DISCIPLES OR CHRISTIANS
It may surprise you to know that Jesus never called anyone to be a Christian, rather his call was to be his disciple. In the book of Acts, people were not invited to be Christians,
rather their call was to become Christ’s disciples.
Take your concordance and look up the word “Christian(s)” and then look up the word “disciple(s).” You are in for a shock! Look in the book of Acts and compare the word “Christian” to the word “disciple,” you’ll get the point!
In the Scripture the word disciple and disciples are used a total of 273 times. In all the Bible the word Christian and Christians is used a total of 3 times (Acts 11:26; 26:28; 1 Peter 4:16).
“And when he had found him, he brought him unto Antioch. And it came to pass, that a whole year they assembled themselves with the church, and taught much people. And the disciples were called Christians first in Antioch” (Acts 11:26).
Notice that they did not become Christians first and then decide if later they wanted to be disciples, no, they were disciples and later had the name Christian added to their description.
What is a disciple? The Greek word mathetes (disciple) means more in the New Testament than a mere pupil or learner. It means an adherent who accepts the instruction given to him and makes it his rule of conduct (Lexical Aids to the NT, p.933).
Mathetes (disciple) implies relationship to a teacher. In the New Testament mathetes occurs … some 250 times, almost always for those who follow Jesus. Acts has it in the absolute for a disciple of Jesus. In each instance we find attachment to a person. Jesus as the head of the group is expected to give the ruling. The destiny of the disciples is bound up with his. A unique aspect of New Testament discipleship is that his teaching has force only when there is first a commitment to his person (Theological Dict. of the NT, pgs 556-560).
In the New Testament, the words connected with discipleship are applied chiefly to the followers of Jesus and describe the life of faith to follow, follow after and imitate. Learning is no mere intellectual process by which one acquires teaching about Christ. It implies acceptance of Christ Himself.
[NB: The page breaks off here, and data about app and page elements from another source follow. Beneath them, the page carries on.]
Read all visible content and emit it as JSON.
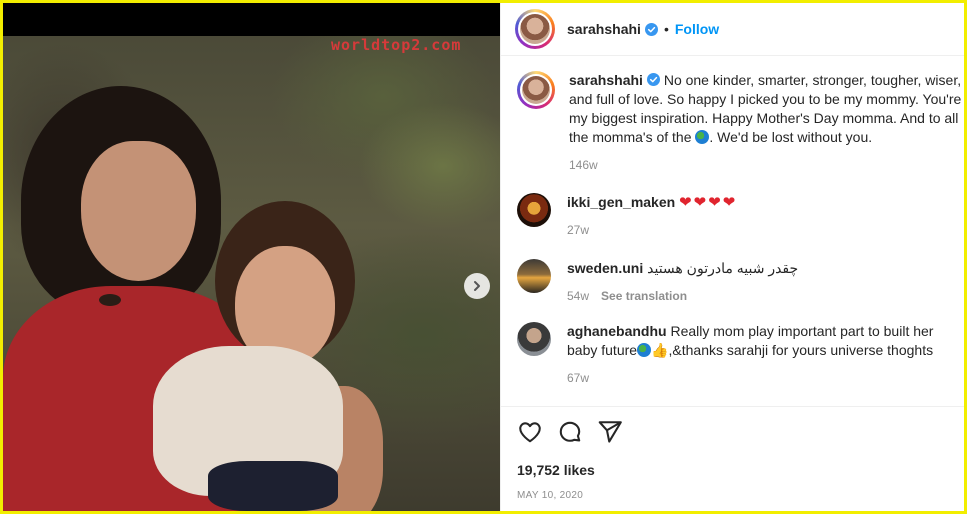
{
  "watermark": "worldtop2.com",
  "post": {
    "author": "sarahshahi",
    "follow_label": "Follow",
    "dot": "•",
    "caption": {
      "username": "sarahshahi",
      "text_before_globe": "No one kinder, smarter, stronger, tougher, wiser, and full of love. So happy I picked you to be my mommy. You're my biggest inspiration. Happy Mother's Day momma. And to all the momma's of the",
      "text_after_globe": ". We'd be lost without you.",
      "age": "146w"
    },
    "comments": [
      {
        "username": "ikki_gen_maken",
        "text": "❤❤❤❤",
        "age": "27w",
        "translate": ""
      },
      {
        "username": "sweden.uni",
        "text": "چقدر شبیه مادرتون هستید",
        "age": "54w",
        "translate": "See translation"
      },
      {
        "username": "aghanebandhu",
        "text_before": "Really mom play important part to built her baby future",
        "text_thumb": "👍",
        "text_after": ",&thanks sarahji for yours universe thoghts",
        "age": "67w",
        "translate": ""
      }
    ],
    "likes": "19,752 likes",
    "date": "MAY 10, 2020"
  },
  "icons": {
    "verified": "verified-badge-icon",
    "like": "heart-outline-icon",
    "comment": "comment-bubble-icon",
    "share": "paper-plane-icon",
    "next": "chevron-right-icon",
    "globe": "globe-emoji-icon"
  },
  "colors": {
    "border": "#f2ee00",
    "follow": "#0095f6",
    "verified": "#3897f0",
    "heart": "#e0242e",
    "meta": "#8e8e8e",
    "watermark": "#d63a3a"
  }
}
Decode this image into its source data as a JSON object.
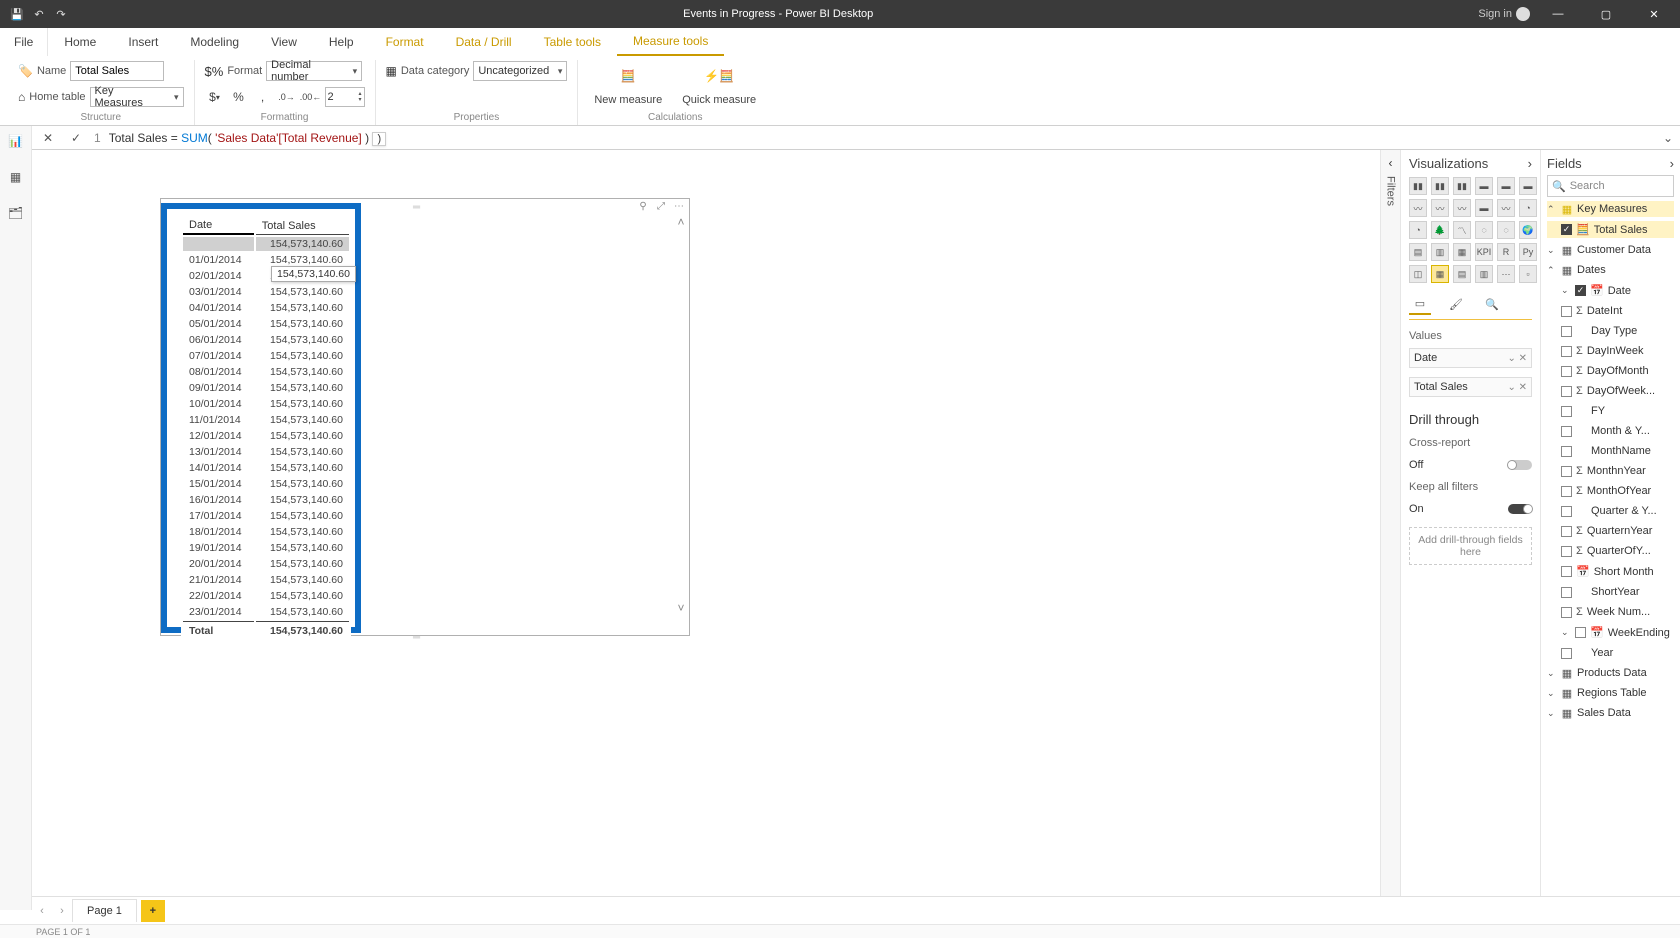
{
  "titlebar": {
    "title": "Events in Progress - Power BI Desktop",
    "signin": "Sign in"
  },
  "file_tab": "File",
  "tabs": [
    "Home",
    "Insert",
    "Modeling",
    "View",
    "Help",
    "Format",
    "Data / Drill",
    "Table tools",
    "Measure tools"
  ],
  "ribbon": {
    "name_label": "Name",
    "name_value": "Total Sales",
    "home_table_label": "Home table",
    "home_table_value": "Key Measures",
    "structure_label": "Structure",
    "format_label": "Format",
    "format_value": "Decimal number",
    "currency": "$",
    "pct": "%",
    "comma": ",",
    "dec_inc": ".0",
    "dec_dec": ".00",
    "decimals_value": "2",
    "formatting_label": "Formatting",
    "data_category_label": "Data category",
    "data_category_value": "Uncategorized",
    "properties_label": "Properties",
    "new_measure": "New measure",
    "quick_measure": "Quick measure",
    "calculations_label": "Calculations"
  },
  "formula": {
    "line": "1",
    "measure_name": "Total Sales",
    "eq": " = ",
    "func": "SUM",
    "open": "(",
    "arg": " 'Sales Data'[Total Revenue] ",
    "close": ")",
    "hint_close": ")"
  },
  "visual": {
    "headers": {
      "date": "Date",
      "total_sales": "Total Sales"
    },
    "blank_value": "154,573,140.60",
    "tooltip": "154,573,140.60",
    "rows": [
      {
        "d": "01/01/2014",
        "v": "154,573,140.60"
      },
      {
        "d": "02/01/2014",
        "v": "154,573,140.60"
      },
      {
        "d": "03/01/2014",
        "v": "154,573,140.60"
      },
      {
        "d": "04/01/2014",
        "v": "154,573,140.60"
      },
      {
        "d": "05/01/2014",
        "v": "154,573,140.60"
      },
      {
        "d": "06/01/2014",
        "v": "154,573,140.60"
      },
      {
        "d": "07/01/2014",
        "v": "154,573,140.60"
      },
      {
        "d": "08/01/2014",
        "v": "154,573,140.60"
      },
      {
        "d": "09/01/2014",
        "v": "154,573,140.60"
      },
      {
        "d": "10/01/2014",
        "v": "154,573,140.60"
      },
      {
        "d": "11/01/2014",
        "v": "154,573,140.60"
      },
      {
        "d": "12/01/2014",
        "v": "154,573,140.60"
      },
      {
        "d": "13/01/2014",
        "v": "154,573,140.60"
      },
      {
        "d": "14/01/2014",
        "v": "154,573,140.60"
      },
      {
        "d": "15/01/2014",
        "v": "154,573,140.60"
      },
      {
        "d": "16/01/2014",
        "v": "154,573,140.60"
      },
      {
        "d": "17/01/2014",
        "v": "154,573,140.60"
      },
      {
        "d": "18/01/2014",
        "v": "154,573,140.60"
      },
      {
        "d": "19/01/2014",
        "v": "154,573,140.60"
      },
      {
        "d": "20/01/2014",
        "v": "154,573,140.60"
      },
      {
        "d": "21/01/2014",
        "v": "154,573,140.60"
      },
      {
        "d": "22/01/2014",
        "v": "154,573,140.60"
      },
      {
        "d": "23/01/2014",
        "v": "154,573,140.60"
      }
    ],
    "total_label": "Total",
    "total_value": "154,573,140.60"
  },
  "filters_label": "Filters",
  "viz": {
    "title": "Visualizations",
    "values_label": "Values",
    "wells": [
      {
        "label": "Date"
      },
      {
        "label": "Total Sales"
      }
    ],
    "drill_title": "Drill through",
    "cross_report": "Cross-report",
    "off": "Off",
    "keep_all": "Keep all filters",
    "on": "On",
    "drop_hint": "Add drill-through fields here"
  },
  "fields": {
    "title": "Fields",
    "search_placeholder": "Search",
    "key_measures": "Key Measures",
    "total_sales": "Total Sales",
    "customer_data": "Customer Data",
    "dates": "Dates",
    "date": "Date",
    "dateint": "DateInt",
    "day_type": "Day Type",
    "day_in_week": "DayInWeek",
    "day_of_month": "DayOfMonth",
    "day_of_week": "DayOfWeek...",
    "fy": "FY",
    "month_y": "Month & Y...",
    "month_name": "MonthName",
    "monthn_year": "MonthnYear",
    "month_of_year": "MonthOfYear",
    "quarter_y": "Quarter & Y...",
    "quartern_year": "QuarternYear",
    "quarter_of_y": "QuarterOfY...",
    "short_month": "Short Month",
    "short_year": "ShortYear",
    "week_num": "Week Num...",
    "week_ending": "WeekEnding",
    "year": "Year",
    "products_data": "Products Data",
    "regions_table": "Regions Table",
    "sales_data": "Sales Data"
  },
  "page_tabs": {
    "page1": "Page 1",
    "add": "+"
  },
  "status": "PAGE 1 OF 1"
}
Following Jesus as a disciple means the unconditional sacrifice of his whole life, for the whole of life (New International Dict. of NT Theology, vol. 1, pgs., 480-490).
In at least some cases it meant literal abandonment of home, business ties and possessions, but in every cas readiness to put the claims of Jesus first, whatever the cost (New Bible Dict., p. 285).15
The verb “to follow” occurs about eighty times in the gospels, and exclusively describes the relationship between the earthly Jesus and His companions. It became a synonym for disciple (Zondervan Pictorial Encyclopedia, pgs., 129-130).
Jesus charged his followers to “go and make disciples of all nations” (Matt. 28:19). The mission was not to win loose adherents… Instead, Jesus said to his disciples that they were to teach those who believe “to obey everything” he had commanded them (Matt. 28:20). Jesus defined the goal of discipling when he said, “A student (mathetes) is not above his teacher, but everyone who is fully trained will be like his teacher” (Luke 6:40). Likeness, not simply knowledge, was the goal of Jewish discipleship. And likeness to Jesus himself is the goal God has for you and me (Romans 8:29; 1 John 3:2) (Expository Dict. of Bible Words, pgs., 226-227).
Jesus said, “\\\\\\\\\\\\\\\"If anyone comes to me and does not hate his father and mother, his wife and children, his brothers and sisters--yes, even his own life--he cannot be my disciple” (Luke 14:26).
Conclusion and Objections: The real objection (to the Scriptures that emphasize discipleship) is that to be a Christian requires no effort (it is by grace). To be a “disciple” requires real sacrifice and commitment. The truth is, that the redemption of Christ required no effort on our part, it is perfect and requires no effort from us. But Christ’s call is for our whole and absolute life. He did not call some to be Christians and some to be disciples, they were to be the same. Jesus saves us by his blood, but his rights over us are absolute… He is King, Lord and Saviour.
Jesus call requires a change of heart. This change of heart, is a change of direction and is toward God (See Acts 20:21), and away from Satan. This turn was toward discipleship. As one turned, God offered by grace, through Jesus blood the gift of righteousness (forgiveness). Christ did not offer his benefits without taking his Person. The call was toward God and Christ, this is discipleship, a call and allegiance to Him, but not to his benefits without taking his Person.